Number IX (Bomber) Squadron is the oldest dedicated Bomber Squadron in the RAF. IX(B) Squadron formed as a Royal Flying Corps (RFC) unit at St Omer, France on 8 December 1914 by renaming the Wireless Flight of the RFC Headquarters. The Squadron disbanded in March 1915 when its various elements were absorbed into other RFC squadrons, but reformed a month later at Brooklands equipped with BE2Cs. The Squadron then joined the effort in France on reconnaissance and bombing tasks, equipped subsequently with RE8s. Like many other squadrons, it was disbanded in 1919 after a brief period in occupied Germany.

IX (B) Squadron reformed at Upavon on 1 April 1924, equipped with Vickers Vimy night bombers, and then moved to Manston where the large hangars could accommodate the aircraft. In January 1925, the Squadron received the first in a long line of Virginia heavy bombers, which were followed by Heyfords in 1936.

In February 1939, the Squadron moved to Honington and received Wellington bombers. The Squadron was the first Squadron to drop bombs in WW2 on 4 Sep 1939, in anti-shipping sorties at Brunsbuttel. In September 1942 the Wellingtons were replaced by the Lancaster bomber and IX (B) Squadron moved to Waddington. In April 1943 the Squadron moved to Bardney and took part in Bomber Command’s strategic offensive against German targets.

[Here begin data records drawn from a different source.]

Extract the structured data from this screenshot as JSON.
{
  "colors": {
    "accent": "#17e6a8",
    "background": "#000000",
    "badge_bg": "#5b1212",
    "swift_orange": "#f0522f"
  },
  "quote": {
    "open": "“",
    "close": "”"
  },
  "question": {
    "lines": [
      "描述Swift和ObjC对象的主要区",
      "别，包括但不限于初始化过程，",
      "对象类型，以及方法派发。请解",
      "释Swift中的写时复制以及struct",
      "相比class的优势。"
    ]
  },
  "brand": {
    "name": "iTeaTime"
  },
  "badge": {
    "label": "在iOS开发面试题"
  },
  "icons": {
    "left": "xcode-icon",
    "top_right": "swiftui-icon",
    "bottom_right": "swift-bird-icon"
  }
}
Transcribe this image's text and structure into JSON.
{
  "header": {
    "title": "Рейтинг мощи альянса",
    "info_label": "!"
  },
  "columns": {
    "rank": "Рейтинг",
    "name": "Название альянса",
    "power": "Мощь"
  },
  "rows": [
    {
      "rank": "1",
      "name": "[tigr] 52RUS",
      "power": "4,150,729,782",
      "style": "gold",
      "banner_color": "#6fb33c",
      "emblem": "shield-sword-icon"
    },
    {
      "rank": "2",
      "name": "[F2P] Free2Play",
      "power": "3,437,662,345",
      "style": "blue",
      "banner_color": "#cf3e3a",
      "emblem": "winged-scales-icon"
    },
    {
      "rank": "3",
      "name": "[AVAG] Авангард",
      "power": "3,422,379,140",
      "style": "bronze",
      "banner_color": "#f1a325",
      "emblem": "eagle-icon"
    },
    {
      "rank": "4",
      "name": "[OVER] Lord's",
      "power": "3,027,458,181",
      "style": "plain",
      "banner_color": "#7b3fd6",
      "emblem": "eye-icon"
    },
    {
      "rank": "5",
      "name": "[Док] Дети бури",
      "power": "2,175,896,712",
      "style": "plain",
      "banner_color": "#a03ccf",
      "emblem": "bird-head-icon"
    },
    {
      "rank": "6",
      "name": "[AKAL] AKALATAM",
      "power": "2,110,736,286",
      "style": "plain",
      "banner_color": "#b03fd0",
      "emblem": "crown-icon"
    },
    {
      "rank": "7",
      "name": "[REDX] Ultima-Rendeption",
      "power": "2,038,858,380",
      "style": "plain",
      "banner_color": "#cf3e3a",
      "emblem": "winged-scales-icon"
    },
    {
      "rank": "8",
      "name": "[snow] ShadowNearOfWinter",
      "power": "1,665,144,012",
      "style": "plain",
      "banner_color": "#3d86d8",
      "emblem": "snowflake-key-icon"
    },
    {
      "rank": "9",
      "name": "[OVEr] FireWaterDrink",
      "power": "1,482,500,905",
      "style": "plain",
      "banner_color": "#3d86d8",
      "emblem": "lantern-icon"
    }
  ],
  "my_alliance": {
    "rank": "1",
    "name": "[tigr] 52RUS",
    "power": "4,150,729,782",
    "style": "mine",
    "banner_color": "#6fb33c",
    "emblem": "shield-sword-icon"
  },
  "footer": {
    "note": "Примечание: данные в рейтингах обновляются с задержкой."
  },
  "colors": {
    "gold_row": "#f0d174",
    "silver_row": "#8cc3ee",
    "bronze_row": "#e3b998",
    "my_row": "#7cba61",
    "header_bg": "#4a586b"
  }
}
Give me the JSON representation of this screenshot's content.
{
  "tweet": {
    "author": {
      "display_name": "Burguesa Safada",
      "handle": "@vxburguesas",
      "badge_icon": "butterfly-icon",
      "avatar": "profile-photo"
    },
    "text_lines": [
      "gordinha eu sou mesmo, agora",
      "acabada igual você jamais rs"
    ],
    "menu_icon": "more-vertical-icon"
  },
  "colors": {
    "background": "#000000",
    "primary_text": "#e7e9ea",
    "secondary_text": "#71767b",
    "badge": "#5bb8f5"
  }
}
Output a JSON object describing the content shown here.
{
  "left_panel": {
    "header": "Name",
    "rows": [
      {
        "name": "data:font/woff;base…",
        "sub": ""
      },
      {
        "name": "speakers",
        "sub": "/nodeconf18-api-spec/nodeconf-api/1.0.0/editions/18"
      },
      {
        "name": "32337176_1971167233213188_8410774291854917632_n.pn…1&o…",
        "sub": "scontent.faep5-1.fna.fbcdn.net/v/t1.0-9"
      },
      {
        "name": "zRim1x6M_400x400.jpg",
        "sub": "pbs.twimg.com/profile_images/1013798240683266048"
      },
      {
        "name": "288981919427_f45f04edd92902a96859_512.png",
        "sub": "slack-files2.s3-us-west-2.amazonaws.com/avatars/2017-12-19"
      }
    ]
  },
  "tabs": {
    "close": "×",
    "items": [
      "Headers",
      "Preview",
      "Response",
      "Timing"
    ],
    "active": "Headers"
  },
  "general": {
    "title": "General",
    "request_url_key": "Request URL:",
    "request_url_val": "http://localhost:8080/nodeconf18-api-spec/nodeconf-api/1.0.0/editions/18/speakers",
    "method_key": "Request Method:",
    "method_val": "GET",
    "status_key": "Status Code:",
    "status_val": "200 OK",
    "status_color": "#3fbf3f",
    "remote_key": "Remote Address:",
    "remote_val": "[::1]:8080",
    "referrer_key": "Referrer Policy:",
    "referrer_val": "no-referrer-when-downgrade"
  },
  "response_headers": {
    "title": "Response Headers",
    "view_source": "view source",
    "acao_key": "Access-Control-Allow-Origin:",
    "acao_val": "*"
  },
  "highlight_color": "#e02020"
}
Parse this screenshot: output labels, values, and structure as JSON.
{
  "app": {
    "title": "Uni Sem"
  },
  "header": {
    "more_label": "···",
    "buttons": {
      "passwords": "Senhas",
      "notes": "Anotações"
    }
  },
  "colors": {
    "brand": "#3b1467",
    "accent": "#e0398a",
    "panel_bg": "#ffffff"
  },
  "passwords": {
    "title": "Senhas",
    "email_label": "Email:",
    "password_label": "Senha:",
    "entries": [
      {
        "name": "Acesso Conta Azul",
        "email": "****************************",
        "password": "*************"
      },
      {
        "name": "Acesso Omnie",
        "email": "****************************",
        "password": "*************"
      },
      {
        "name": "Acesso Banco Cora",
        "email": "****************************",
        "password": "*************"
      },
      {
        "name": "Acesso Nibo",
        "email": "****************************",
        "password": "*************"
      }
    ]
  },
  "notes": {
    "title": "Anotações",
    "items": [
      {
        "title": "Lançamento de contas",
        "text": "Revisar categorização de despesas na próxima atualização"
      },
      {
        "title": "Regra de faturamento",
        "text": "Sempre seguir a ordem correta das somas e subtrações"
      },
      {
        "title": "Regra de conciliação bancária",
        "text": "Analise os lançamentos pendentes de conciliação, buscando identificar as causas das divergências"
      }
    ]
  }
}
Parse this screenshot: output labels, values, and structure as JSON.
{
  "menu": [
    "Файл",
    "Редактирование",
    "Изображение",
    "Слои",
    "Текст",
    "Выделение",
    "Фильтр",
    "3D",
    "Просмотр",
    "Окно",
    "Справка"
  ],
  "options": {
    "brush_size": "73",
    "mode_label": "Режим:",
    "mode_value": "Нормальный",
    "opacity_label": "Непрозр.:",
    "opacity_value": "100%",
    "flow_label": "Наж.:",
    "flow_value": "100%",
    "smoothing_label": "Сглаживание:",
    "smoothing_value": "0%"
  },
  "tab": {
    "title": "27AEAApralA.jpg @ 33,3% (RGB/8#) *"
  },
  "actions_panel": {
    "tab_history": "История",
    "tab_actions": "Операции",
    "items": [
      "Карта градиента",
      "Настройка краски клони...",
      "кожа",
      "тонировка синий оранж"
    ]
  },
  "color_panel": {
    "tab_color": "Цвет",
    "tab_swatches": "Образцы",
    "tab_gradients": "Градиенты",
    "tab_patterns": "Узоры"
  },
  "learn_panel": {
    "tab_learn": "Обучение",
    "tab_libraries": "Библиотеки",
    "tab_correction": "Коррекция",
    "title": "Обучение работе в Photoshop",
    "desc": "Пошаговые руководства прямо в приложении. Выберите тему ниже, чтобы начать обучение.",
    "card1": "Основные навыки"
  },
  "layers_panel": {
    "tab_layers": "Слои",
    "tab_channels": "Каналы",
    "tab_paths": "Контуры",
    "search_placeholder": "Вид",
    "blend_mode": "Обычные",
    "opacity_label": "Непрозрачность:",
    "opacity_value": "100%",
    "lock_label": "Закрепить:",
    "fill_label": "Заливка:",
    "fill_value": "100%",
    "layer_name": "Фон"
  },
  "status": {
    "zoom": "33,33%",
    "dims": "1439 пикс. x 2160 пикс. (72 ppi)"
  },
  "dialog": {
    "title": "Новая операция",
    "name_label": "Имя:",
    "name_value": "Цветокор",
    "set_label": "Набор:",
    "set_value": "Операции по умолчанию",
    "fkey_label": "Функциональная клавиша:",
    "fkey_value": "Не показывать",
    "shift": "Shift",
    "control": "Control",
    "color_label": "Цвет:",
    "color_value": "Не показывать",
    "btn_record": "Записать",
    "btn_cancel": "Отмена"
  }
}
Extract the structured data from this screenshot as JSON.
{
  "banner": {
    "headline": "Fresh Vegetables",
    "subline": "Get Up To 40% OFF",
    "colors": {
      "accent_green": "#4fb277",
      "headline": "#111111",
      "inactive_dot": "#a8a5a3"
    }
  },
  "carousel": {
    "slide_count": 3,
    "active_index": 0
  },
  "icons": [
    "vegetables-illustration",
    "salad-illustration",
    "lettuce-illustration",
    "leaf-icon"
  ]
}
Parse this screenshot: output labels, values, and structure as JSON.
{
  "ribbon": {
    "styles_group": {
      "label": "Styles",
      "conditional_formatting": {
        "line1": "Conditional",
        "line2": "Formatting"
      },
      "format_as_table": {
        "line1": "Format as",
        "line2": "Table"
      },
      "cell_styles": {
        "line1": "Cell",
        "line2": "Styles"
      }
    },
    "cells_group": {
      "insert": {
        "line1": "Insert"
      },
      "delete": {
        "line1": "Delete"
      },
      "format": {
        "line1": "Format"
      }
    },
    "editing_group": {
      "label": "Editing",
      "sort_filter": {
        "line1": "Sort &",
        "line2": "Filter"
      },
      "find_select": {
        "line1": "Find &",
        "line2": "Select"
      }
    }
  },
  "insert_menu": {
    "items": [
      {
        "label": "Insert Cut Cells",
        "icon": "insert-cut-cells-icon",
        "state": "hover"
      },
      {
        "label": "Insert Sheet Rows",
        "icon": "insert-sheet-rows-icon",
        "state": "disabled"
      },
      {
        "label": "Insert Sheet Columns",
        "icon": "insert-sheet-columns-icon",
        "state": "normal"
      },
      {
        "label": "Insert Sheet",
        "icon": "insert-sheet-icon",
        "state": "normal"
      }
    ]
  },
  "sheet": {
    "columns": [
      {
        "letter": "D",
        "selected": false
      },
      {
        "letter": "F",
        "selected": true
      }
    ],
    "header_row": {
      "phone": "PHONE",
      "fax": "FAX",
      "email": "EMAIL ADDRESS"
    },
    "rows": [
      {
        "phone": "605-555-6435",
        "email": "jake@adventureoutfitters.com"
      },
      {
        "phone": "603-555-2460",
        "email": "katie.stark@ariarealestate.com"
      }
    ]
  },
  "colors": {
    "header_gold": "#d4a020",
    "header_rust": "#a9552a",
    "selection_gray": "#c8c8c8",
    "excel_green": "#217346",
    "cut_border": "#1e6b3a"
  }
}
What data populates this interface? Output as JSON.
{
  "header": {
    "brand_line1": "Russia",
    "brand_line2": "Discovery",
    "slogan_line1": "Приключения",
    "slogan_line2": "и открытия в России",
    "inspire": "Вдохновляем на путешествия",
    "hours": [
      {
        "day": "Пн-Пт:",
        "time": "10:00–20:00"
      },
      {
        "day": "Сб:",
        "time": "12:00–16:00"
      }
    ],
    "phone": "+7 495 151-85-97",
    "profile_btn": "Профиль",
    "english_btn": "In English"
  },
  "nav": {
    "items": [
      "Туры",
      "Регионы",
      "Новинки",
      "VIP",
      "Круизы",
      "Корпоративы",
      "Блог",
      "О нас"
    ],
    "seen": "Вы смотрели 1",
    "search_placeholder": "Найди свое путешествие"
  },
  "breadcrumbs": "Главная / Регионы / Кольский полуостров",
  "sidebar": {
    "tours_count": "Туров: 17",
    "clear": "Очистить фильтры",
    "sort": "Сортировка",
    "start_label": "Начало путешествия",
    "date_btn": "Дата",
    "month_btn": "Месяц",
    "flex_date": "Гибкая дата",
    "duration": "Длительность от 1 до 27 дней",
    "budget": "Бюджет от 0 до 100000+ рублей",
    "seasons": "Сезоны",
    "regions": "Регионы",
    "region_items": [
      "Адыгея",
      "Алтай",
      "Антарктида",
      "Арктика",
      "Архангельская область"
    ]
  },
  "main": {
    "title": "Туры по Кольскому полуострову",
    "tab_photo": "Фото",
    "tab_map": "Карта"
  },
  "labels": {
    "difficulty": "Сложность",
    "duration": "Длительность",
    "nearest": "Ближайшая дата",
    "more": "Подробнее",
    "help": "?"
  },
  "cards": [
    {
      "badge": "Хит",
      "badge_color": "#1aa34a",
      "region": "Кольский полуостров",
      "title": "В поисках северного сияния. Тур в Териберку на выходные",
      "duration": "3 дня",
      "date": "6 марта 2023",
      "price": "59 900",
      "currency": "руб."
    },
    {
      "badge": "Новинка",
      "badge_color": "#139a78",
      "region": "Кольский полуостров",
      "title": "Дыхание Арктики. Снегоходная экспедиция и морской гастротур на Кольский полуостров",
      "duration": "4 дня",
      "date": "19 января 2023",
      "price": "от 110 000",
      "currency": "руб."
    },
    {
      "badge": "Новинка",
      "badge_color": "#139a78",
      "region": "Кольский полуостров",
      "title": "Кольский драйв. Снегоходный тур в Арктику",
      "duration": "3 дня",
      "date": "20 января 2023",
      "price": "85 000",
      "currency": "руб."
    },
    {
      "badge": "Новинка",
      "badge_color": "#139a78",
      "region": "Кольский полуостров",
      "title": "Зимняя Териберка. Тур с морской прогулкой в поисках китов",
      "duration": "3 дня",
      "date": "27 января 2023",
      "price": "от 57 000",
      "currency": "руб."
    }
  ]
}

Following the move to Bardney the Squadron specialised in dropping large bombs, in particular the 12,000lb (5,440kg) ‘Tallboy’ bomb, and Squadron crews took part in the successful mission to sink the German battleship Tirpitz in November 1944.

In January 1945, during an attack on the Dortmund-Ems canal, the Lancaster of Flying Officer H Denton was hit and caught fire and Flight Sergeant George Thompson was awarded the Victoria Cross for saving the lives of 2 crewmembers. Unfortunately, Flight Sergeant Thompson was badly burned and died in hospital 3 weeks later.

After the War, the Lancasters were replaced by Lincolns until 1952, when the Squadron re-equipped with Canberra jet-bombers. These aircraft were used during three months of operations in Malaya in 1956 and during the Suez Crisis. In March 1962, the Squadron converted to the Vulcan and became part of the V-Force, spending six years in Cyprus as part of the Near East Air Force before disbanding in April 1982.

IX (B) Squadron reformed at Honington on 1 June 1982 as the world’s first operational Tornado GR1 Squadron, and then moved to Brüggen in Germany in 1986. The Squadron deployed to Dhahran, Saudi Arabia in 1990 and took part in operations during the first Gulf War, with IX (B) Squadron crews leading a number of bombing raids, delivering JP 233 and 1000lb bombs. The Squadron has conducted operations over northern & southern Iraq in support of UN resolutions and saw action over Kosovo in 1999. IX (B) Squadron continued her tradition of firsts by becoming the first operational Tornado GR4 squadron in 1999. On 17 July 2001, the Squadron completed a move from Brüggen to Marham in Norfolk. This move, resulting from the UK’s Strategic Defence Review, has seen Marham become the RAF’s largest and most potent operational, front-line base.

The Squadron deployed to Kuwait in February 2003 and was heavily involved in the second Gulf War as part of the Ali-Al Salem Combat Air Wing. From 2004 to 2010, IX(B) Squadron deployed annually to support Operation TELIC, in support of allied troops on the ground in Iraq.

The Squadron was also involved in Operation HERRICK, from 2008 to 2014, policing the skies over Afghanistan. In March 2011 the Squadron led the first long range Stormshadow mission in Libya.